_Data_:

----------

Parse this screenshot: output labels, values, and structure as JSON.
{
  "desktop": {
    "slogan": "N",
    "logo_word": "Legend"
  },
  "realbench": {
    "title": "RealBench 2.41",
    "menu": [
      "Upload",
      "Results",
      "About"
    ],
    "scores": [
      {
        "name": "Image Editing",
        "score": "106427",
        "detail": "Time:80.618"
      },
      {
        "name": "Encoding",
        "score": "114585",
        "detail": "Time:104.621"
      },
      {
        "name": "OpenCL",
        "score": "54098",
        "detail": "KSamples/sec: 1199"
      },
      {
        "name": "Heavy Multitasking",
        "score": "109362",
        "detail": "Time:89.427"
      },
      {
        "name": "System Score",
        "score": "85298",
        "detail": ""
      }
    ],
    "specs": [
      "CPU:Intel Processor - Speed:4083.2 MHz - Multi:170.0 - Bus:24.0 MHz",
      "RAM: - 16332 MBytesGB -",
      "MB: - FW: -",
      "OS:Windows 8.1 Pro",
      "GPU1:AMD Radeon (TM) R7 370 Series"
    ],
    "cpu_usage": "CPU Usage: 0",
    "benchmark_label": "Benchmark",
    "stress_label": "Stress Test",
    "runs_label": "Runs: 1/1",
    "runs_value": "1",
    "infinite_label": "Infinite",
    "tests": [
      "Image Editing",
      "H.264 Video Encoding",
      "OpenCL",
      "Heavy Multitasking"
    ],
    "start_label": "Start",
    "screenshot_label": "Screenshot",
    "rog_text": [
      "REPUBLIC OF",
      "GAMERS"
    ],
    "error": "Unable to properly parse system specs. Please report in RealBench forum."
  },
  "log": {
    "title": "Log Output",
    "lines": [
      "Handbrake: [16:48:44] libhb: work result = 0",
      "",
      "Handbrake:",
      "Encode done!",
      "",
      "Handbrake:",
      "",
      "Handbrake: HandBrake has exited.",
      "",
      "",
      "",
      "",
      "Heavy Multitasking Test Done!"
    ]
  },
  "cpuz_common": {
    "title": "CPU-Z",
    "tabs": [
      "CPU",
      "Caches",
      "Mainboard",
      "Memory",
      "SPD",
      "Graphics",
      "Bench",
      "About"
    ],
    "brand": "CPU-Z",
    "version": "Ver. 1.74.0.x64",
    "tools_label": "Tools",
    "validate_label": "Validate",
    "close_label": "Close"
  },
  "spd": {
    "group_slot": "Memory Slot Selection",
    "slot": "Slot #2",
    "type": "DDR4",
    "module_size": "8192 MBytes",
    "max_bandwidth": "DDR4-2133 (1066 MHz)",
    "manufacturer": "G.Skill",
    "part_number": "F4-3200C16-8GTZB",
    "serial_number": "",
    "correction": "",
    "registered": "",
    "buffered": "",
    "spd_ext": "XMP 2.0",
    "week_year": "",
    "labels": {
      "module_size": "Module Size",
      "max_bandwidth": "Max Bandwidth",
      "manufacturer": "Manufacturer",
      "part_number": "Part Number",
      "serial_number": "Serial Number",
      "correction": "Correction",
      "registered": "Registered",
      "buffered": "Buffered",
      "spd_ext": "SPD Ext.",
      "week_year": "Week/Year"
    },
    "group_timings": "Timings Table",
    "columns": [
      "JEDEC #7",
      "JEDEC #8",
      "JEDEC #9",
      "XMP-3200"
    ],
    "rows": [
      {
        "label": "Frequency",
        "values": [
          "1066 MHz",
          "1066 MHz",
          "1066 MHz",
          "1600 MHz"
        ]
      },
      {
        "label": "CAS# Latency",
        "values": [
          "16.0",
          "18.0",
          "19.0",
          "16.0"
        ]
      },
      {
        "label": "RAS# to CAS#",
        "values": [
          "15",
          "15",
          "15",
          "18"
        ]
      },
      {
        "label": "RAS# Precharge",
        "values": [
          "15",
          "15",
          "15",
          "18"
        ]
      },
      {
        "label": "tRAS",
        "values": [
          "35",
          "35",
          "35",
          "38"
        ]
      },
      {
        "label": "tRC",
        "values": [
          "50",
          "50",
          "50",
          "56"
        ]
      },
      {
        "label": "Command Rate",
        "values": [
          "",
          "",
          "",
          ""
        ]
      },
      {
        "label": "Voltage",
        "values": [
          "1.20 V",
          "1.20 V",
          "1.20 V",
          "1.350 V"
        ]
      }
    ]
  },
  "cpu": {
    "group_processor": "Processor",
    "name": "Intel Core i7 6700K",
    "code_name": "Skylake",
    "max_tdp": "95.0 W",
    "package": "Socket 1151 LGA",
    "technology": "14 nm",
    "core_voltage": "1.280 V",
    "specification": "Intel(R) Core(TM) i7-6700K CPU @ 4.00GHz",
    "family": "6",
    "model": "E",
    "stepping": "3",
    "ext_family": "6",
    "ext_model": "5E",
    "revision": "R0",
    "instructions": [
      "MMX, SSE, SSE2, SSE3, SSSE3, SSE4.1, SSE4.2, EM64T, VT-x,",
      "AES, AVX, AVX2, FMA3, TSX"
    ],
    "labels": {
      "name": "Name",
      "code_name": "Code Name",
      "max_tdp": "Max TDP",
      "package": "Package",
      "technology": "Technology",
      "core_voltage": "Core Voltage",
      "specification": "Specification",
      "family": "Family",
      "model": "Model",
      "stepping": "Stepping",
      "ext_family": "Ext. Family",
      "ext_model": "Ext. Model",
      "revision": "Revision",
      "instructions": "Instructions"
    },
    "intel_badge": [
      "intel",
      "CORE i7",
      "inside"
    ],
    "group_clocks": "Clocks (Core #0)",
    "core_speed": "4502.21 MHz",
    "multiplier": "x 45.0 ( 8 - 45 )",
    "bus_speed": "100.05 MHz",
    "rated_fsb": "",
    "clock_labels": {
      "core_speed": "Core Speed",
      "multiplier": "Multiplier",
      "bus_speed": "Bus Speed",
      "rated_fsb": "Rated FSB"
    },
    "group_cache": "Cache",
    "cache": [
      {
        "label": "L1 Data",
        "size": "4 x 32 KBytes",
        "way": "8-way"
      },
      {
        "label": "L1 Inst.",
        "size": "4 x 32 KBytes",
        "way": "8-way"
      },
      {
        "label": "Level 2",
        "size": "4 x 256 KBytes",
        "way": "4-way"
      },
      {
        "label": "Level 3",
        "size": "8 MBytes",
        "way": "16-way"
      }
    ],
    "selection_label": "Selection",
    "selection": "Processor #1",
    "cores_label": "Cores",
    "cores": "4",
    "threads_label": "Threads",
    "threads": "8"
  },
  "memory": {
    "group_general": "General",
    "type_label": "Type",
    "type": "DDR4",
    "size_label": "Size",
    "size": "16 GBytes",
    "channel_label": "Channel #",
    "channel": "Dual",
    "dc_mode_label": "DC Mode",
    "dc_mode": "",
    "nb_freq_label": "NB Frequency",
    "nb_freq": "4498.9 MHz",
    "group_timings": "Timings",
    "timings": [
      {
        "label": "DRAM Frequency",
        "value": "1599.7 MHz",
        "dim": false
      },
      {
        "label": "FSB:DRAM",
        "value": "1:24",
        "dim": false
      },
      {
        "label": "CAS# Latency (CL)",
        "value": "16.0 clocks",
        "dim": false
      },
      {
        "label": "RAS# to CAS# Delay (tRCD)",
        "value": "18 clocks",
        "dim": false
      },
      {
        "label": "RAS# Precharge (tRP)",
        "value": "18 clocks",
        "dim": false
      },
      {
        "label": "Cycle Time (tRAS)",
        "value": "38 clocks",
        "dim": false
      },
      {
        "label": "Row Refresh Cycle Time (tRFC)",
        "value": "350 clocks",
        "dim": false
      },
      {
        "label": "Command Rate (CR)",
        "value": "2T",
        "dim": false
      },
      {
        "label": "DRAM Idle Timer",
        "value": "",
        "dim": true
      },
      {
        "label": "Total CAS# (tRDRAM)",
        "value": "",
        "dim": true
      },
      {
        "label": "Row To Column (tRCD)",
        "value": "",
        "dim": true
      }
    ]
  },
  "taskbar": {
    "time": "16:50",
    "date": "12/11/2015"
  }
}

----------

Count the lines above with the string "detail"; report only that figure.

5